I read a lot. Perhaps in the past few years I haven’t really read a novel, but I keep reading an article or write up whenever I can. I have read a few English novels by Indian writers where the story was amazing but the grammar made me pull my hair out. For example, instead of ‘last night’, many authors would write ‘yesterday night’ which is so wrong. Likewise, ‘today night’ instead of ‘tonight’. There are also a few parenting websites that I go through every week and find amazing concepts and thoughts expressed but in, something what we now call, Hinglish. Yes, after living in India, you’re sometimes not sure what the right word is, and while speaking, in the speed that everyone wants to convey their messages, the grammar is lost. Honestly, I am horrible at speaking Hindi or any other language for that matter. I can convey my message to the concerned in Hindi, but grammatically I suck. In such a situation, you will never find me writing an article in Hindi, let alone a book.

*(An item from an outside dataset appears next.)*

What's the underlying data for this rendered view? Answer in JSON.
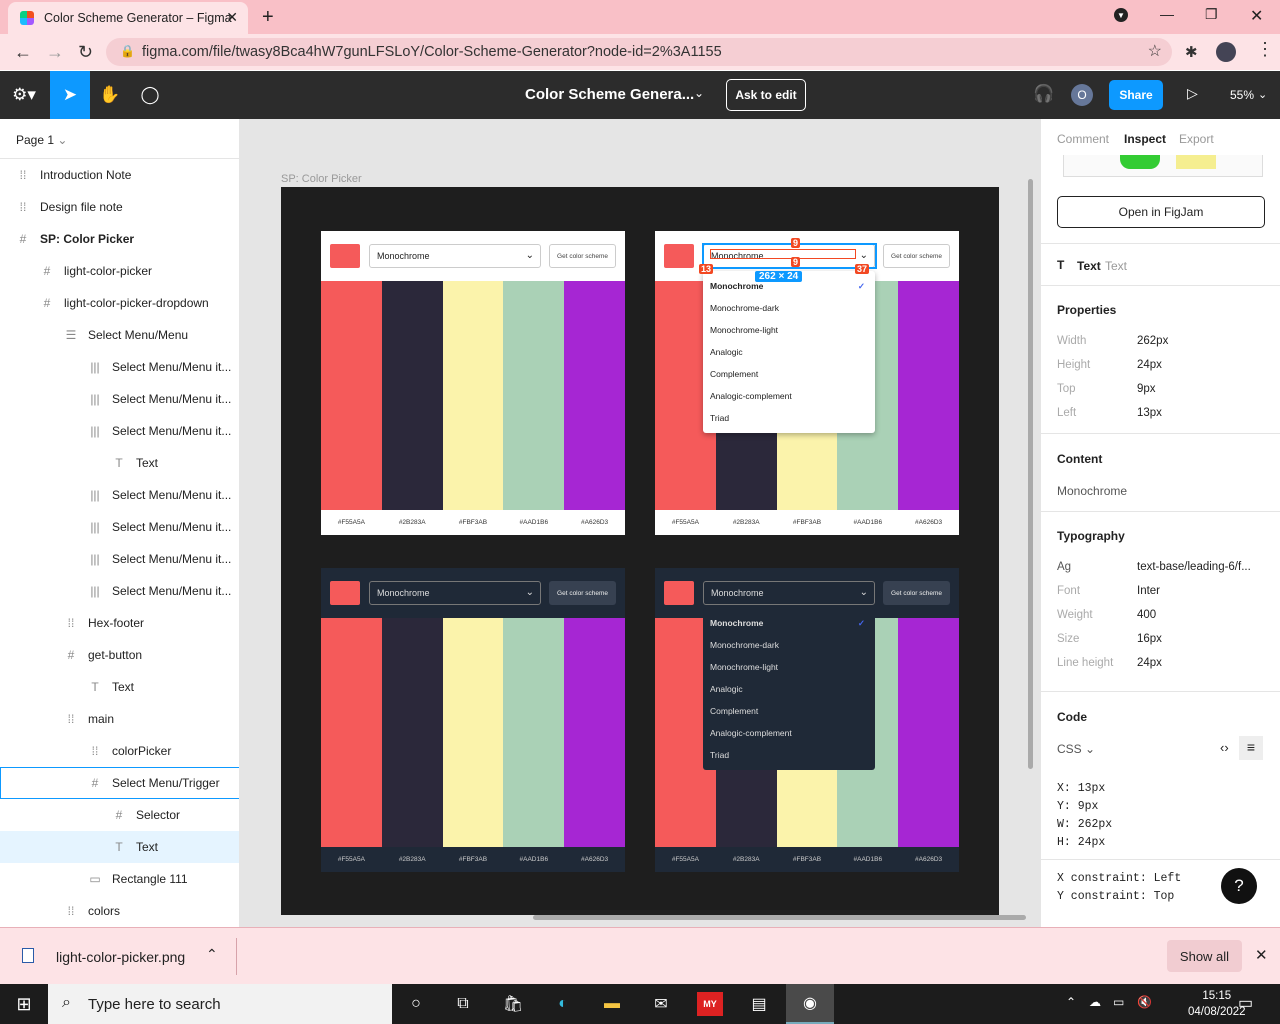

Lately, I happened to read Twinkle Khanna’s second book before the first one because that’s the way I received it. I could not keep the second one waiting while the first one had yet to arrive. I have read almost all of her write ups on TOI so was wondering what was in store in her books. Even if I’m unaware of the current affairs, I get a hint about what’s going on from what she writes and I find that she is similar to me where straightforwardness is concerned but on the level that she is, I sometimes wonder if she’s playing with fire.
So, I loved the way she has written the book too, grammatically as well as with satirically. The mention of Indian family scenes and traditions makes me wonder if she puts a little of her life into the book too. In her second book, “The Legend of Lakshmi Prasad”, her four protagonists are common people trying to make a difference, just like many of us. I could have been Lakshmi who was filled with rage with all the injustice against female flesh and drove herself to change the mind-set of the villagers forever. Noni Appa was an old widow who found someone she wanted to spend the rest of her life with. I’m not very sure what the story of Elisa wanted to convey because her search for Mr. Right, I presume, landed her in the grave. And finally, after noticing that the second half of the book was dedicated to the story of Bablu and his remarkable discovery of how to make cheap sanitary pads, I wonder how it is going with the introduction of GST.
Basically, I enjoyed reading the book but prefer reading her articles on TOI more. More power to her and her writing.